It seems that every few years the world holds its breath hoping not to catch the flu even if it isn’t spreading among humans. The latest strain of flu has only struck 108 people, but it has killed 22 of them and has spread beyond the borders of China.
Flu is part of life, though, so what do people fear?
They worry that history will repeat itself.
In 1918, the world was at war and about 50 million people would die as a result of it in the fall. It was not World War I that killed all those people. The death toll from the war was 16 million. However, the Spanish Flu was more than three time deadlier in only a fraction of the time.
It was called Spanish Flu because it apparently first appeared in Spain and was that year’s flu strain. When it first appeared in the U.S. in the spring of 1918, it was highly contagious, but it wasn’t any more deadly than a typical flu strain. The problem with the flu virus is that it mutates and some of those mutations can become deadly.
Remember the SARS scare? That killed a few hundred people out of a worldwide population of 6.9 billion.
Now imagine the terror people felt about a flu that killed 2 to 3 people out of every 100 across the world died. If the Spanish Flu struck today, the lethality would be around 185 million.
The Spanish Flu not only killed more people than World War I, but it killed more people in one year than the Black Plague did in 4 years. It was so devastating that human life span was reduced by 10 years in 1918.
Here’s how Gina Kolata described a Spanish Flu attack in her book, Flu, “The sickness preyed on the young and healthy. One day you are fine, strong, and invulnerable. You might be busy at work in your office. Or maybe you are knitting a scarf for the brave troops fighting the war to end all wars. Or maybe you are a soldier reporting for basic training, your first time away from home and family.
“You might notice a dull headache. Your eyes might start to burn. You start to shiver and you will take to your bed, curling up in a ball. But no amount of blankets can keep you warm. You fall into a restless sleep, dreaming the distorted nightmares of delirium as your fever climbs. And when you drift out of sleep, into a sort of semi-consciousness, your muscles will ache and our head will throb and you will somehow know that, step by step, as your body feebly cries out “no,” you are moving steadily toward death.”
Spanish Flu first appeared in Adams County near the end of September 1918. It almost always it made its first appearance in any community during the last week of September, whether it was here or in Europe where there was fighting. This could indicate that that there wasn’t a flash point location so much as this was a strain of flu that mutated. That is a point that is argued, though. Some have tried to set an origin point. Boston and in Kansas are the most-common locations suggested.
The Gettysburg Compiler reported on Sept. 28 that the flu had broken out in Camp Colt, Gettysburg’s army training camp. At this point, they believed that it had come from soldiers who had been exposed to it in Camp Devens in Middlesex County, Massachusetts, which is one of the places where the flu was believed to have started.

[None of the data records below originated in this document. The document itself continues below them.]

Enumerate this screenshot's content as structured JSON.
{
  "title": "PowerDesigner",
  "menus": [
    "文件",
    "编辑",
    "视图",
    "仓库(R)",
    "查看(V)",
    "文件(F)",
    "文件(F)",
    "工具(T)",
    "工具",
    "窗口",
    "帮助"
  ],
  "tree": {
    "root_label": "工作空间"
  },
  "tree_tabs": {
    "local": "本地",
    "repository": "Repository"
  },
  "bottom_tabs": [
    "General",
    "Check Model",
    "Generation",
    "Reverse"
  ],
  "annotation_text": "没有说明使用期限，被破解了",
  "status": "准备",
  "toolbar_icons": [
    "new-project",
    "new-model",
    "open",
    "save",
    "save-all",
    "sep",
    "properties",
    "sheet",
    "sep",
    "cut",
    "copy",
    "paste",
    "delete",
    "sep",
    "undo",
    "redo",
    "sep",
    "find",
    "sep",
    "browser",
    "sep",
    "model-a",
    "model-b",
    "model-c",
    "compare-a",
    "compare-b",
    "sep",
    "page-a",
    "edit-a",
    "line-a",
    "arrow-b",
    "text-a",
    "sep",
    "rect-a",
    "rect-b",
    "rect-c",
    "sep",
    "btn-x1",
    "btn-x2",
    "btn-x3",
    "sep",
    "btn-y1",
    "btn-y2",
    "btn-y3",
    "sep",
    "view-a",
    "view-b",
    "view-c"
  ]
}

To combat Spanish Flu at Camp Colt, 500 soldiers were getting daily throat sprays, which were believed enough to stop the flu. The newspaper reported, “The epidemic seems to be well in hand with treatment before the severe stages.” However, within this first week of breaking out, 125 men had been hospitalized and five had died. These were the men who had come from Camp Devens.
The problem wasn’t well in hand, either. By the time the Spanish Flu was finished with Adams County, so many people had died that it would be nearly 40 years before the county saw a death toll that high again.